Cable Operators

Consultant Lays Out Competitive Threats

4/05/2005 5:09 AM Eastern

San Francisco -- The battle between cable, satellite and telephone firms to sell bundled services to customers will get bloody over the next few years, with phone providers Verizon Communications and SBC Communications Inc. poised to penetrate at least 20% of the video market and Rupert Murdoch and DirecTV Inc. likely teaming up with Craig McCaw’s WiMAX service to secure a high-speed-Internet data play.

Those were among the predictions offered Monday morning at a National Show session by Deb Mielke, managing director of Treillage Network Strategies Inc.

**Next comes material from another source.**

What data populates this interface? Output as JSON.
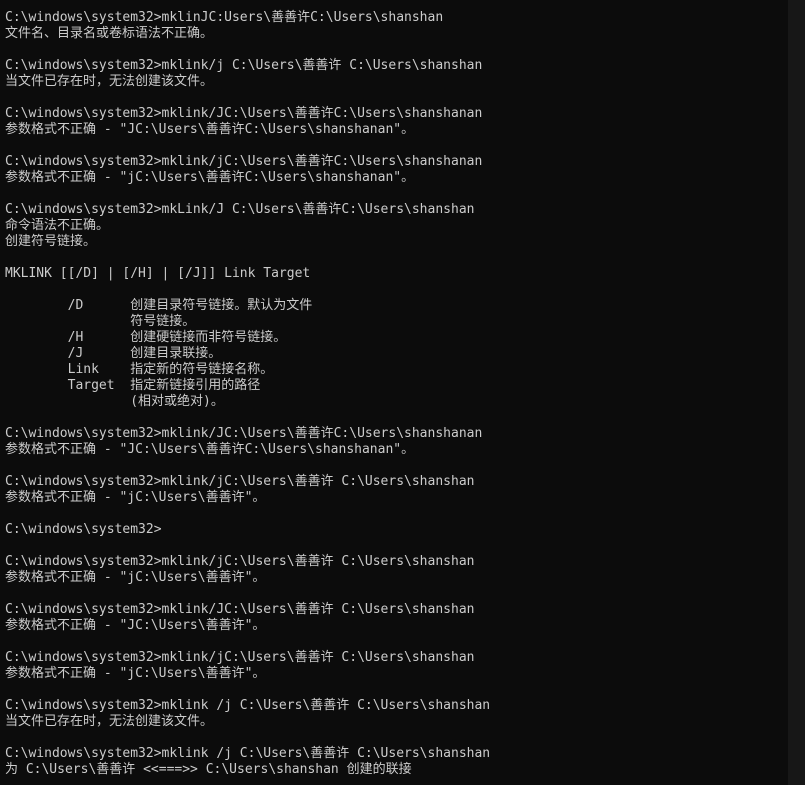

The good news for cable operators, according to Mielke, is that back-office infrastructure, provisioning and billing problems may slow telcos’ entrance into the video business.

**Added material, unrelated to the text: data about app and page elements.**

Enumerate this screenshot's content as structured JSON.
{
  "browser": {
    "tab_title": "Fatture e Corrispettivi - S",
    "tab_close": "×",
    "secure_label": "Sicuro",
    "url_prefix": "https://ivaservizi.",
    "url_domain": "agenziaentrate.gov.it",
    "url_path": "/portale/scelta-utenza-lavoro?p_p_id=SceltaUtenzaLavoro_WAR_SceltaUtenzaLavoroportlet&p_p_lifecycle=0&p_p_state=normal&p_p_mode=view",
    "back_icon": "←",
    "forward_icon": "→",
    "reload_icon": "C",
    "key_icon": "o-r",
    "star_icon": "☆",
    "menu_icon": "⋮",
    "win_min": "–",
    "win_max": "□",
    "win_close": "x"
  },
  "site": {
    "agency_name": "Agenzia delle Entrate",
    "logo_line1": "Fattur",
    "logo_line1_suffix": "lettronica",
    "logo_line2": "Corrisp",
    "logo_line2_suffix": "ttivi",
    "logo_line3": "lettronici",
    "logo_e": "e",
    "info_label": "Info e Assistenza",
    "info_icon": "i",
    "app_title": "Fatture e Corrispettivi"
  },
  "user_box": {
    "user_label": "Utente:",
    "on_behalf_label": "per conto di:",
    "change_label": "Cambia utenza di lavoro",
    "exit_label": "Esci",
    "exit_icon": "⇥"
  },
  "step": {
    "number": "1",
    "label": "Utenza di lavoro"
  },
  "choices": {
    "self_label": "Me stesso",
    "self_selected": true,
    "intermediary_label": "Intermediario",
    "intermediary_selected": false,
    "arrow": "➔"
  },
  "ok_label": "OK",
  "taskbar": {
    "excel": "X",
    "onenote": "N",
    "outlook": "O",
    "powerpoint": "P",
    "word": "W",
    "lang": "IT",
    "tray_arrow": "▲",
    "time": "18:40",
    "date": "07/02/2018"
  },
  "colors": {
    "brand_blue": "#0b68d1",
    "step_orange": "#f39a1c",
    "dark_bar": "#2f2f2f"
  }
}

“You’ve got a big mess, but their mess is bigger,” Mielke told an audience of cable operators attending a panel session on the competitive threat posed by telephone companies. It was sponsored by Cisco Systems Inc.

Mielke warned that SBC -- which has already picked up 320,000 video customers through its co-marketing deal with EchoStar Communications Corp. -- poses a serious threat. She noted that the company makes 9 million customer-telemarketing calls monthly.

“Cable has about 3 million [voice-over-Internet-protocol] customers today. SBC alone believes it can have that many TV customers by the end of 2007 or earlier,” Mielke said.

SBC plans to charge $10 more monthly for its IPTV video-programming package than EchoStar does, as it “will add stuff that people will pay for,” she added.

Among the challenges for both SBC and Verizon are network-infrastructure issues, a lack of brands associated with television and union issues, Mielke said, pointing out the power of Communications Workers of America and its 700,000 members.

Cable’s weaknesses include a lack of skill sets for delivering voice products and a back-office setup that was not designed to handle more complex data services, Mielke said.

Opportunities for cable as it competes head-to-head with telcos in the video business include its installed base of video customers and its ability to provide interactivity and to leverage content brands, Mielke said, adding, “Folks are used to seeing you -- that’s important.”

Mielke also predicted that DirecTV will continue to dominate EchoStar in the satellite sector, and that DirecTV boss Murdoch will eventually team up with McCaw’s WiMAX company to add broadband wireless. “I don’t think [EchoStar] is a viable long-run company,” she added.